“Flu can be serious for anyone, and it can kill. Vaccination is the single most important thing you can do to protect yourself,” the CDC’s director, Dr. Thomas Frieden, noted this week.
Although the flu typically takes the biggest toll on elderly Americans, this year’s H1N1 strain is hitting younger people the hardest. Young and healthy Americans typically skip out on getting vaccinated for influenza, since they assume they don’t need to take the extra precaution. So they’ve been left especially vulnerable this season. The hospitalization rate for people 18 and 64 has doubled, now representing 61 percent of all flu-related hospitalizations. And more than 60 percent of this winter’s flu deaths have occurred among people between the ages of 25 and 65.
The stories of unexpected deaths have been heartbreaking cautionary tales. In Arkansas, a woman lost her unborn child after coming down with H1N1, only to lose her own life a month later. Another pregnant woman in Los Angeles also recently passed away. In San Francisco, a healthy 47-year-old women who worked at a local ABC News affiliate died from the flu just a few days after she started feeling sick — and now, her family is urging strangers to get their vaccinations.
The outbreak appears to be hitting California the hardest, where 243 people under the age of 65 have died from the flu so far this year. That’s a dramatic spike from last season, when just 26 people in that demographic had died by this point. Hospitals are overflowing in the Golden State, and medical professionals have been forced to set up makeshift tents to quarantine people with flulike symptoms.
The CDC is encouraging every American to get a flu shot — including pregnant women, who sometimes incorrectly assume they should avoid vaccinations to ensure a healthy pregnancy. The only exception is babies under six months. Since the influenza vaccination is considered a preventative health service under Obamacare, it’s covered free of charge for Americans with private health insurance.

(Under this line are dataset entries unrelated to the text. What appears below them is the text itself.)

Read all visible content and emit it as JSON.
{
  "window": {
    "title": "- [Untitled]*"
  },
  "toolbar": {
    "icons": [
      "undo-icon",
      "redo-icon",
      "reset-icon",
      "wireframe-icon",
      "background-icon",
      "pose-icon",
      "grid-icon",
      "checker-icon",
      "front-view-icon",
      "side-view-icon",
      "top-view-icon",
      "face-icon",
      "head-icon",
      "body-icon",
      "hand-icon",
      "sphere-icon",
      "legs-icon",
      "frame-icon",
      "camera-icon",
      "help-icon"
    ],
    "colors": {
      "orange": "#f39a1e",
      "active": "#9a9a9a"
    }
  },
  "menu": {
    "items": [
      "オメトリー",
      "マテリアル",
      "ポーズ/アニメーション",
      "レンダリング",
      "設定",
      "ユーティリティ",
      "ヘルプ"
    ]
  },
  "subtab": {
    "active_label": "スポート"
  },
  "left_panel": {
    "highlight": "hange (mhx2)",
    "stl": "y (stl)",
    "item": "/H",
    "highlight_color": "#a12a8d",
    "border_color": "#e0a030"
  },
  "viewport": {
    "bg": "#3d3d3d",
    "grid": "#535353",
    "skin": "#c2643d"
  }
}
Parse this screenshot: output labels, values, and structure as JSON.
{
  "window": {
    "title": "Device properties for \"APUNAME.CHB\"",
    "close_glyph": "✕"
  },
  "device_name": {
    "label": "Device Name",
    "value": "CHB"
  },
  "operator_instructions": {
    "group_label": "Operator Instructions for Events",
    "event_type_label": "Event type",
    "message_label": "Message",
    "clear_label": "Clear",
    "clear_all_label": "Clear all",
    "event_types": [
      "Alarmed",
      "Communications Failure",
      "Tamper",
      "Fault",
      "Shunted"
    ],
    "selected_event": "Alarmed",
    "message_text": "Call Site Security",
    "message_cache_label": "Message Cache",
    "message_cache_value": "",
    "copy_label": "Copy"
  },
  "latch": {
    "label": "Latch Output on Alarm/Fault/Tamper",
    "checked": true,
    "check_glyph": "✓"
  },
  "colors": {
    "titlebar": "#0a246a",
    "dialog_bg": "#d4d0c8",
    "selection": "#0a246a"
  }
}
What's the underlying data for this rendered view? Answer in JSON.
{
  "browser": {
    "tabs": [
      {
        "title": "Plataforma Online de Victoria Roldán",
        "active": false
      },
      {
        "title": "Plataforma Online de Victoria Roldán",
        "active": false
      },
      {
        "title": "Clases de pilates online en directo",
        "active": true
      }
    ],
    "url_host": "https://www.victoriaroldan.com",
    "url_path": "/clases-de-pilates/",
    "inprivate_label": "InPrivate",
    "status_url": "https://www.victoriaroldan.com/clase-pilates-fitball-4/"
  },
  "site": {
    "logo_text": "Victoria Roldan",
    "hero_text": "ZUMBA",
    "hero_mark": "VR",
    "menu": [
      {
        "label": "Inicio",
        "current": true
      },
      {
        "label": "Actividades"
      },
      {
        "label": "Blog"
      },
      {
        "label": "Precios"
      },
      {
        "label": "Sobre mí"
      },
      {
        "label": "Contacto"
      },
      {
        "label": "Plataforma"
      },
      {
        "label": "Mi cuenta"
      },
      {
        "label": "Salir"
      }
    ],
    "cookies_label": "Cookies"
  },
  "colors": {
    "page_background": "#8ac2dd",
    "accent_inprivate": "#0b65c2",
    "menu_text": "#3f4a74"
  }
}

“We are committed to the development of better flu vaccines, but existing flu vaccines are the best preventive tool available now. This season vaccinated people were substantially better off than people who did not get vaccinated. The season is still ongoing. If you haven’t yet, you should still get vaccinated,” Dr. Frieden urged in the CDC’s new statement.